The Northbridge is tricky but not impossible to remove, it is appently easier to do it when the board is new as the plastic is well newer! You kinda have to push the pin and use your fingernails to puch the tabs in then push it thoug the board (Just connect yourself to a 30' earth rod to avoid static-frying the NB!!!)

Am gonna get a small nut and bolt to provide a better connection (Heat sink to board).
April 30, 2007 9:58:44 PM

Quote:
When overclocking the northbridge gets hotter with Auto voltage settings, so use sensible manual volts (is +4 too much?)

Why does everyone seem to automatically equate overclocking with jacking up voltages? If you have an accomodating CPU (like an E4300 :) ) then for a mild overclock you probably don't have to raise the voltage at all. I've got my FSB set to 266MHz which is up 66 from the stock 200MHz for my E4300. All my voltages are set to "manual" and "normal" in the BIOS.


I agree..just raise it as needed to be stable. I have my E4300@3.2GHz(PC800 gskill HZ RAM), and I put them all at +3..but then just worked my way down the ladder trying to keep stability..After a week or so of using TAT/Orthos with various voltages, I am now at +.1MCH +.2 FSB +.2 DDR2. I think my PC takes a dump at +.1FSB so that is probably staying there. I am working my CPU's voltage down currently, and it is at 1.375V as we speak and going through TAT testing..see how low that goes..maybe try Normal MCH..if it works great..if not I'll keep it at +.1. The Heatsink stays cool with a fan on it...maybe it'll even stay cool without a little fan if the PC will run well at normal nortbridge voltage, but I am not keeping my hopes up for the nortbridge working at stock voltage...

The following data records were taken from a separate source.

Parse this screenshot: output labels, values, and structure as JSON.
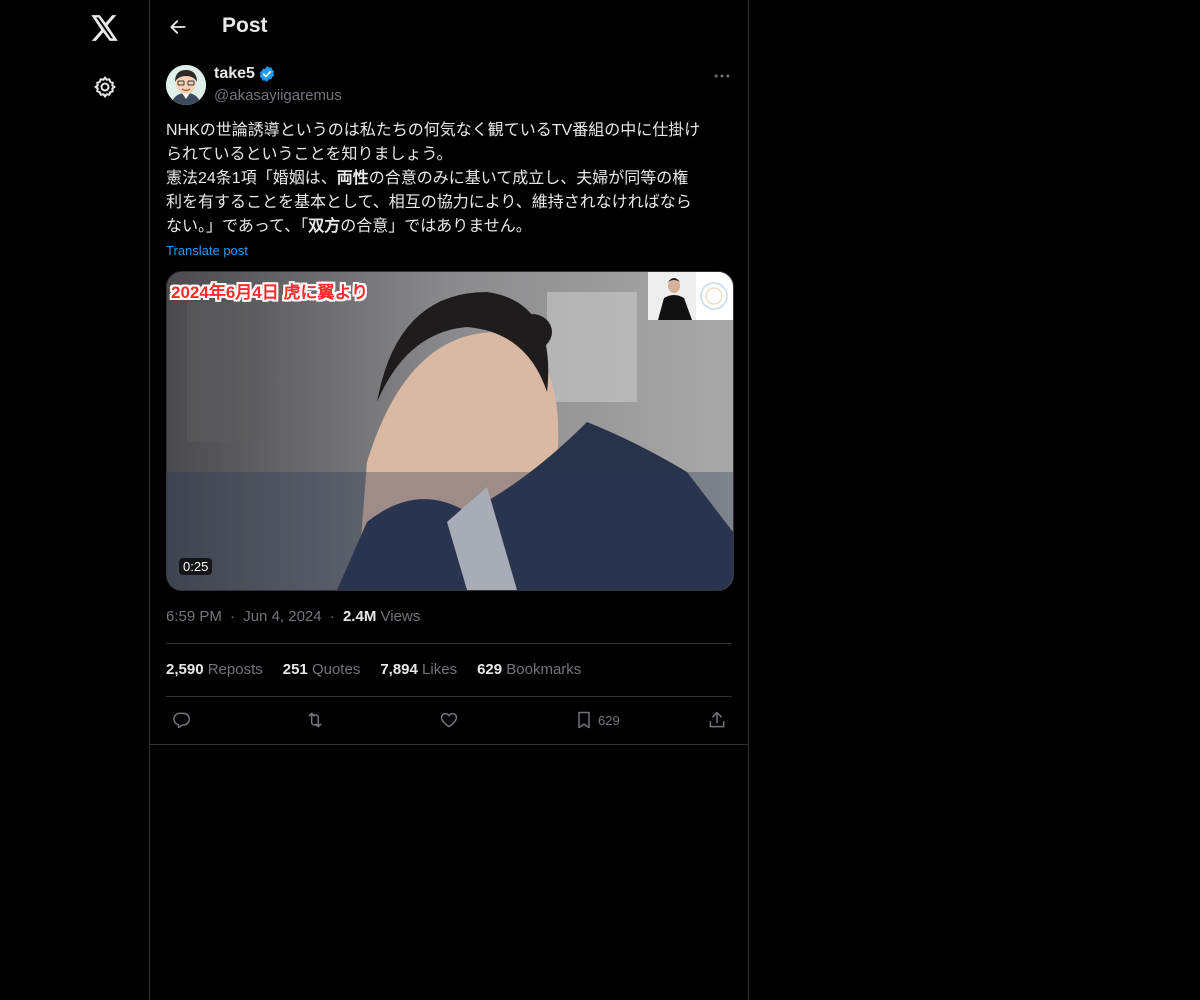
{
  "header": {
    "title": "Post"
  },
  "author": {
    "name": "take5",
    "handle": "@akasayiigaremus",
    "verified": true
  },
  "post": {
    "lines": [
      [
        "NHKの世論誘導というのは私たちの何気なく観ているTV番組の中に仕掛け"
      ],
      [
        "られているということを知りましょう。"
      ],
      [
        "憲法24条1項「婚姻は、",
        "両性",
        "の合意のみに基いて成立し、夫婦が同等の権"
      ],
      [
        "利を有することを基本として、相互の協力により、維持されなければなら"
      ],
      [
        "ない。」であって、「",
        "双方",
        "の合意」ではありません。"
      ]
    ],
    "translate_label": "Translate post"
  },
  "media": {
    "caption": "2024年6月4日 虎に翼より",
    "duration": "0:25"
  },
  "meta": {
    "time": "6:59 PM",
    "date": "Jun 4, 2024",
    "views_count": "2.4M",
    "views_label": "Views",
    "sep": "·"
  },
  "stats": {
    "reposts_count": "2,590",
    "reposts_label": "Reposts",
    "quotes_count": "251",
    "quotes_label": "Quotes",
    "likes_count": "7,894",
    "likes_label": "Likes",
    "bookmarks_count": "629",
    "bookmarks_label": "Bookmarks"
  },
  "actions": {
    "bookmark_count": "629"
  },
  "icons": {
    "logo": "x-logo-icon",
    "settings": "gear-icon",
    "back": "arrow-left-icon",
    "more": "more-horizontal-icon",
    "reply": "reply-icon",
    "repost": "repost-icon",
    "like": "heart-icon",
    "bookmark": "bookmark-icon",
    "share": "share-icon"
  },
  "colors": {
    "background": "#000000",
    "text": "#e7e9ea",
    "secondary": "#71767b",
    "accent": "#1d9bf0",
    "border": "#2f3336"
  }
}
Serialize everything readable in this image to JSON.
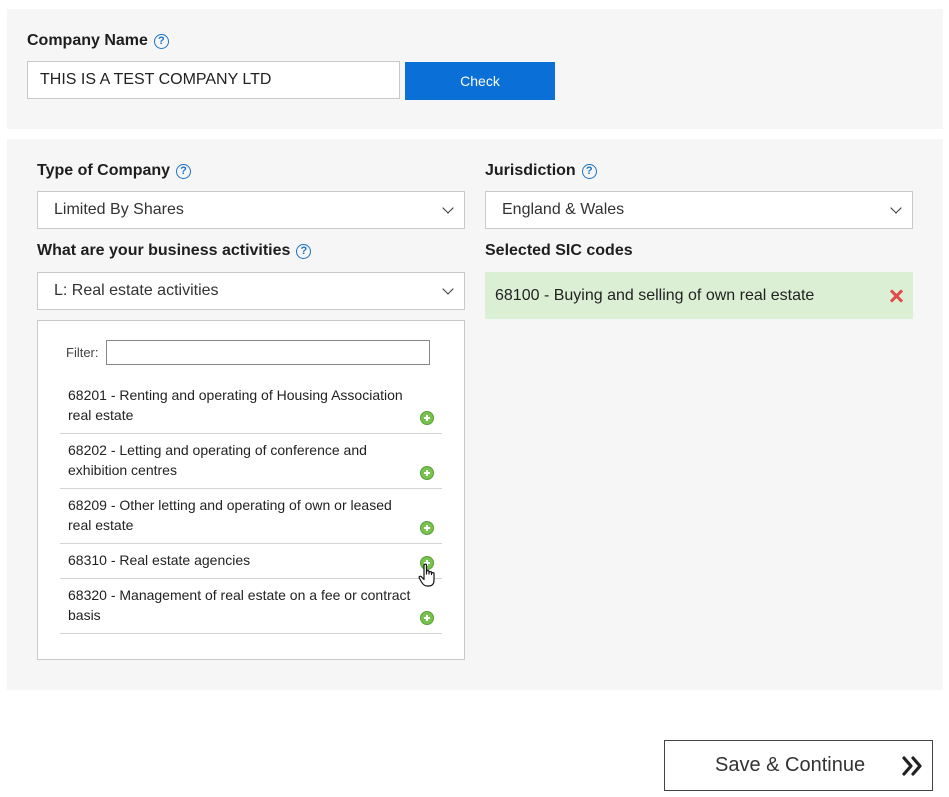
{
  "company": {
    "label": "Company Name",
    "help": "?",
    "value": "THIS IS A TEST COMPANY LTD",
    "check_label": "Check"
  },
  "type_of_company": {
    "label": "Type of Company",
    "help": "?",
    "selected": "Limited By Shares"
  },
  "jurisdiction": {
    "label": "Jurisdiction",
    "help": "?",
    "selected": "England & Wales"
  },
  "business_activities": {
    "label": "What are your business activities",
    "help": "?",
    "selected": "L: Real estate activities"
  },
  "sic_list": {
    "filter_label": "Filter:",
    "filter_value": "",
    "items": [
      {
        "text": "68201 - Renting and operating of Housing Association real estate"
      },
      {
        "text": "68202 - Letting and operating of conference and exhibition centres"
      },
      {
        "text": "68209 - Other letting and operating of own or leased real estate"
      },
      {
        "text": "68310 - Real estate agencies"
      },
      {
        "text": "68320 - Management of real estate on a fee or contract basis"
      }
    ]
  },
  "selected_sic": {
    "label": "Selected SIC codes",
    "items": [
      {
        "text": "68100 - Buying and selling of own real estate"
      }
    ]
  },
  "footer": {
    "save_label": "Save & Continue"
  },
  "icons": {
    "help": "question-circle-icon",
    "add": "plus-circle-icon",
    "remove": "red-x-icon",
    "next": "double-chevron-right-icon",
    "cursor": "hand-pointer-icon"
  },
  "colors": {
    "primary": "#0a6fd6",
    "help_icon": "#1a73c8",
    "selected_bg": "#dbefd4",
    "add_icon": "#78c24f",
    "remove_icon": "#e04a4a"
  }
}
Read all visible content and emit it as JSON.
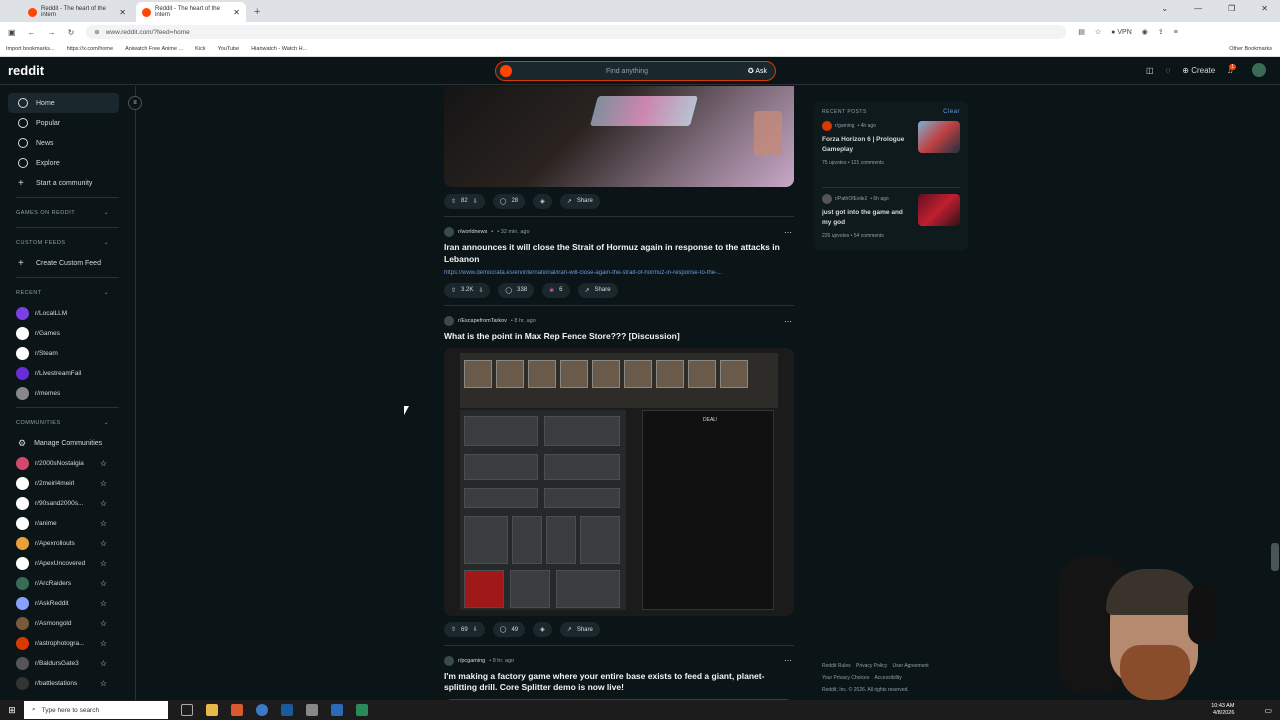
{
  "browser": {
    "tabs": [
      {
        "title": "Reddit - The heart of the intern"
      },
      {
        "title": "Reddit - The heart of the intern"
      }
    ],
    "url": "www.reddit.com/?feed=home",
    "vpn_label": "VPN",
    "bookmarks": [
      "Import bookmarks...",
      "https://x.com/home",
      "Aniwatch Free Anime ...",
      "Kick",
      "YouTube",
      "Hianwatch - Watch H..."
    ],
    "other_bookmarks": "Other Bookmarks"
  },
  "header": {
    "logo": "reddit",
    "search_placeholder": "Find anything",
    "ask_label": "Ask",
    "create_label": "Create",
    "notification_count": "1"
  },
  "sidebar": {
    "nav": [
      {
        "label": "Home",
        "icon": "home-icon"
      },
      {
        "label": "Popular",
        "icon": "popular-icon"
      },
      {
        "label": "News",
        "icon": "news-icon"
      },
      {
        "label": "Explore",
        "icon": "explore-icon"
      },
      {
        "label": "Start a community",
        "icon": "plus-icon"
      }
    ],
    "games_heading": "GAMES ON REDDIT",
    "custom_feeds_heading": "CUSTOM FEEDS",
    "create_custom_feed": "Create Custom Feed",
    "recent_heading": "RECENT",
    "recent": [
      {
        "name": "r/LocalLLM",
        "color": "#7b3fe4"
      },
      {
        "name": "r/Games",
        "color": "#ffffff"
      },
      {
        "name": "r/Steam",
        "color": "#ffffff"
      },
      {
        "name": "r/LivestreamFail",
        "color": "#6a2bd8"
      },
      {
        "name": "r/memes",
        "color": "#888888"
      }
    ],
    "communities_heading": "COMMUNITIES",
    "manage_communities": "Manage Communities",
    "communities": [
      {
        "name": "r/2000sNostalgia",
        "color": "#d3486c"
      },
      {
        "name": "r/2meirl4meirl",
        "color": "#ffffff"
      },
      {
        "name": "r/90sand2000s...",
        "color": "#ffffff"
      },
      {
        "name": "r/anime",
        "color": "#ffffff"
      },
      {
        "name": "r/Apexrollouts",
        "color": "#e8a03a"
      },
      {
        "name": "r/ApexUncovered",
        "color": "#ffffff"
      },
      {
        "name": "r/ArcRaiders",
        "color": "#3a6b54"
      },
      {
        "name": "r/AskReddit",
        "color": "#8aa0ff"
      },
      {
        "name": "r/Asmongold",
        "color": "#7a5a3a"
      },
      {
        "name": "r/astrophotogra...",
        "color": "#d93900"
      },
      {
        "name": "r/BaldursGate3",
        "color": "#555555"
      },
      {
        "name": "r/battlestations",
        "color": "#333333"
      }
    ]
  },
  "feed": {
    "post0": {
      "upvotes": "82",
      "comments": "28",
      "share": "Share"
    },
    "post1": {
      "subreddit": "r/worldnews",
      "time": "32 min. ago",
      "title": "Iran announces it will close the Strait of Hormuz again in response to the attacks in Lebanon",
      "link": "https://www.democrata.es/en/international/iran-will-close-again-the-strait-of-hormuz-in-response-to-the-...",
      "upvotes": "3.2K",
      "comments": "338",
      "awards": "6",
      "share": "Share"
    },
    "post2": {
      "subreddit": "r/EscapefromTarkov",
      "time": "8 hr. ago",
      "title": "What is the point in Max Rep Fence Store??? [Discussion]",
      "upvotes": "69",
      "comments": "49",
      "share": "Share",
      "game_deal": "DEAL!"
    },
    "post3": {
      "subreddit": "r/pcgaming",
      "time": "8 hr. ago",
      "title": "I'm making a factory game where your entire base exists to feed a giant, planet-splitting drill. Core Splitter demo is now live!"
    }
  },
  "recent_posts": {
    "heading": "RECENT POSTS",
    "clear": "Clear",
    "items": [
      {
        "subreddit": "r/gaming",
        "time": "4h ago",
        "title": "Forza Horizon 6 | Prologue Gameplay",
        "upvotes": "75 upvotes",
        "comments": "121 comments"
      },
      {
        "subreddit": "r/PathOfExile2",
        "time": "6h ago",
        "title": "just got into the game and my god",
        "upvotes": "226 upvotes",
        "comments": "54 comments"
      }
    ]
  },
  "footer": {
    "links": [
      "Reddit Rules",
      "Privacy Policy",
      "User Agreement",
      "Your Privacy Choices",
      "Accessibility"
    ],
    "copyright": "Reddit, Inc. © 2026. All rights reserved."
  },
  "taskbar": {
    "search_placeholder": "Type here to search",
    "time": "10:43 AM",
    "date": "4/8/2026"
  }
}
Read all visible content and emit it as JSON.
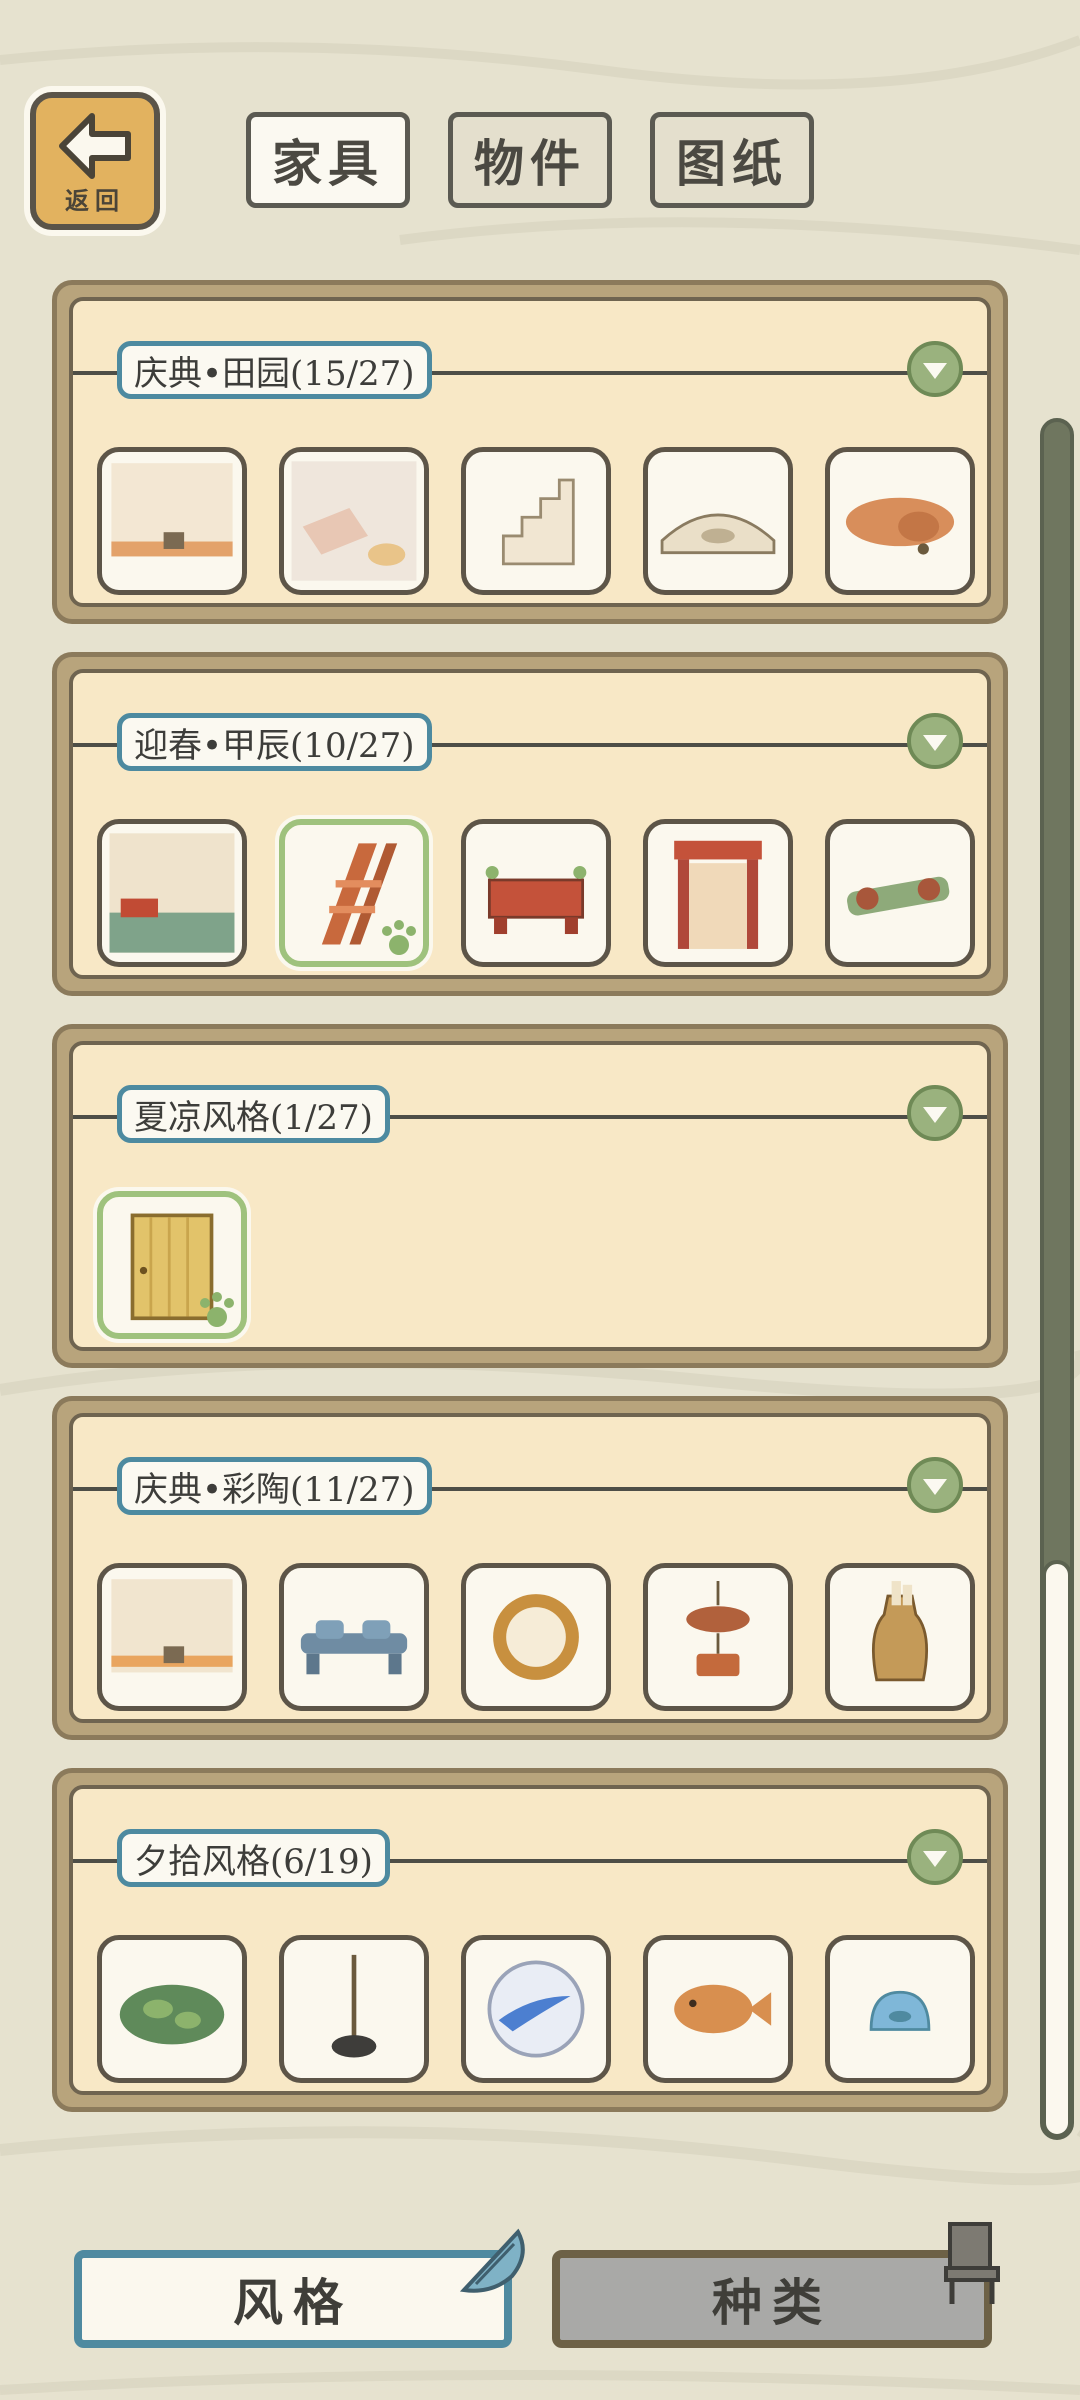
{
  "header": {
    "back_label": "返回",
    "tabs": [
      {
        "label": "家具",
        "active": true
      },
      {
        "label": "物件",
        "active": false
      },
      {
        "label": "图纸",
        "active": false
      }
    ]
  },
  "panels": [
    {
      "title": "庆典•田园(15/27)"
    },
    {
      "title": "迎春•甲辰(10/27)"
    },
    {
      "title": "夏凉风格(1/27)"
    },
    {
      "title": "庆典•彩陶(11/27)"
    },
    {
      "title": "夕拾风格(6/19)"
    }
  ],
  "bottom": {
    "style_label": "风格",
    "type_label": "种类"
  },
  "colors": {
    "background": "#e6e2cf",
    "panel_fill": "#f8e8c6",
    "active_border": "#4f8aa0",
    "owned_border": "#9fc27d"
  }
}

so my goal is

CPU : as close to OEM voltage as possible
MCH : Normal
FSB : +.1V
DDR2 : +.2 or .1V

should have this settled in a week or 2 :) 
April 30, 2007 11:26:13 PM

Am I alone in needing to raise the PCI-e frequency in order to overclock beyond 270FSB? at a 320FSB I needed a 120MHz PCI-e which was too much for the soutbridge as it stopped recognising my HDD.
May 1, 2007 1:14:47 AM

Quote:
Am I alone in needing to raise the PCI-e frequency in order to overclock beyond 270FSB?

My only experience with PCIe freqs on my Gigabyte rev 3.3 DS3 was that I found I needed to lock the PCIe in at 100MHz (or lower, I guess) if I raise the FSB freq. If I leave PCIe set to "Auto" then my system hangs while just booting into the BIOS. :( 

How did you determine that you need to set PCIe at a higher (than stock 100MHz) freq to overclock past 270FSB?

-john
May 1, 2007 4:39:40 AM

Quote:
Am I alone in needing to raise the PCI-e frequency in order to overclock beyond 270FSB? at a 320FSB I needed a 120MHz PCI-e which was too much for the soutbridge as it stopped recognising my HDD.


Dave in my experience only with my e4300, I have set it at auto and am pretty much leaving my PC at 9*355, on DDR2 800 G.Skill RAM..I have not touched the PCIe as of this writing.
May 8, 2007 6:32:45 PM

I have my e6600 overclocked to 2.997Ghz, all stock voltages and stable.

My case has 2 temp sensors, I taped one to the HD, and the other to the top of the NB heatsink.
At idle the NB reads 45C, during a period of gaming (COD2) it will go up to 52C. Granted it is probably warmer on the actually chip as compared to the top of the heatsink.

I have not experienced any instabilities, but I will probably eventually get a little fan for it.
!